I’ve come to a problem when saving my Visio Document as a Webpage. My boss requested a .html document with hyperlinks and some stuff, but he doesn’t want to use Silverlight. So I’ve just figured to go with VML as output, but here is the thing: Once I save it as web page, my hyperlinks seem to migrate from the shape itself to the borders of the same. How does this come? Do you maybe got some hints what I could’ve done wrong or what has gone wrong?
As additional information, I’m using Visio 2010 and IE9.
Thanks in advance
If he doesn’t want Silverlight, he probably wants it to be viewed in multiple browser types. VML is only supported by pre-IE 11. I need to update this article to test latest SP to Visio 2010, and Visio 2013.
Martijn Verrijdt says
I am using VML web export in IE11 just fine. I only had to edit the zoom.htm file to handle the pan&zoom drag box correctly. Using Visio 2010 and Visio 2013, IE8 and IE11.
Sean C says
@Martijn Verrijdt: “I only had to edit the zoom.htm file to handle the pan&zoom drag box correctly” – Any chance you could share the changes you made? I had a quick look, but I’m no expert on this stuff and couldn’t work it out. Thanks in advance 🙂
Martijn Verrijdt says
@Sean C: I’ve mailed you my solution.
I export to multiple output formats, such as VML, XAML, SVG and PDF, to serve different browsers. Users can switch format from a modified widgets toolbar.
Therefore, I made the zoom.htm file to auto-detect the format plus browser and handle it correctly, using the necessary fixes.
I guess it is a bit much to publish the solution to this blog as a comment, and I should clean it before sharing on a website.
If you do blog your solution, then please send a link in here too?
Cristian Basáez says
Thank you for this article ……… it’s helped me !!
[email protected] says
I am wondering if you could give me a hint why I do not have active hyperlinks in my Visio drawing which I export to HTML.
I use VML Output format and it creates all the HTML files but when I move over the boxes in the drawing there is no hover effect nor a active hyperlink.
I am working with MS IE 9.
I realised that Visio is not creating the map data in one of the HTML file:
Do you hava an idea?
Does the following article from my friend John Goldsmith help ? : http://visualsignals.typepad.co.uk/vislog/2012/09/visio-vml-and-ie10.html#more
Christian Fillies says
Hi David, Did anyone ever notice that the current pagename is not replaced in SVG and XAML. It is “VBackground 1” instead of “Page-1”. Any idea how we can solve this?

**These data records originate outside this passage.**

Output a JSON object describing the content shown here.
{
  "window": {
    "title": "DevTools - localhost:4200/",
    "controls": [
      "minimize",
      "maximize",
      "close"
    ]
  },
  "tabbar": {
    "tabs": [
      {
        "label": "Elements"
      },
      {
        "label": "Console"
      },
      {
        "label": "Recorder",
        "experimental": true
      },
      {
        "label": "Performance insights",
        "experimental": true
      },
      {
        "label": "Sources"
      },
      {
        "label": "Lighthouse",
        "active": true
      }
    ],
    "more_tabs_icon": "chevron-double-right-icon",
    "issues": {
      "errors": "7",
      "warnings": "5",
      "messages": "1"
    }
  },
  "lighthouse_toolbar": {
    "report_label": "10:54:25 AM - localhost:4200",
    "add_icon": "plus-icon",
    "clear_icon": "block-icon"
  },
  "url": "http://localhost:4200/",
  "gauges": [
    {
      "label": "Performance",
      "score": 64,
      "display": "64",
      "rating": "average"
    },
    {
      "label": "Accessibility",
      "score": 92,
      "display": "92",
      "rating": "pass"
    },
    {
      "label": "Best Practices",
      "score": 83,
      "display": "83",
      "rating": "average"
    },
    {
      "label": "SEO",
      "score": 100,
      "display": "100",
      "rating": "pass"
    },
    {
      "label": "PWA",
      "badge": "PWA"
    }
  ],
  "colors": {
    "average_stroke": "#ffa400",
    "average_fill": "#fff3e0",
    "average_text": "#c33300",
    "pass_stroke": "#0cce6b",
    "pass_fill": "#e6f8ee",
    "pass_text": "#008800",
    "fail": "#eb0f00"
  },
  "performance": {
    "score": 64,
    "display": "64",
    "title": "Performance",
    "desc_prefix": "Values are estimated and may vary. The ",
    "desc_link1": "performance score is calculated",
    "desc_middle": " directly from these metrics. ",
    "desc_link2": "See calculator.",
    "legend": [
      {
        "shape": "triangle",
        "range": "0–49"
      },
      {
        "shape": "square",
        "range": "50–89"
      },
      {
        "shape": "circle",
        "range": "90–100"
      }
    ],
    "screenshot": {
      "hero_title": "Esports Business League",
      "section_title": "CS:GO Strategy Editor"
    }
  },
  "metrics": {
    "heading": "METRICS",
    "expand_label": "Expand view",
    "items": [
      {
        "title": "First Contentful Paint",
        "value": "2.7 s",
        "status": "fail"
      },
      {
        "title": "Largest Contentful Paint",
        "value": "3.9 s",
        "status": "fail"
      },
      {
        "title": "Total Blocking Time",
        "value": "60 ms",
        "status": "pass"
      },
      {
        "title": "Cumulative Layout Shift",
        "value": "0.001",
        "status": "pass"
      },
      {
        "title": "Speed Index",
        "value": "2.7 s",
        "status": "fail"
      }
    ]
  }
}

BR Christian
I forgot to say that I have already pointed this out to Microsoft. The workaround is to have shapes on the foreground page that display the PageName()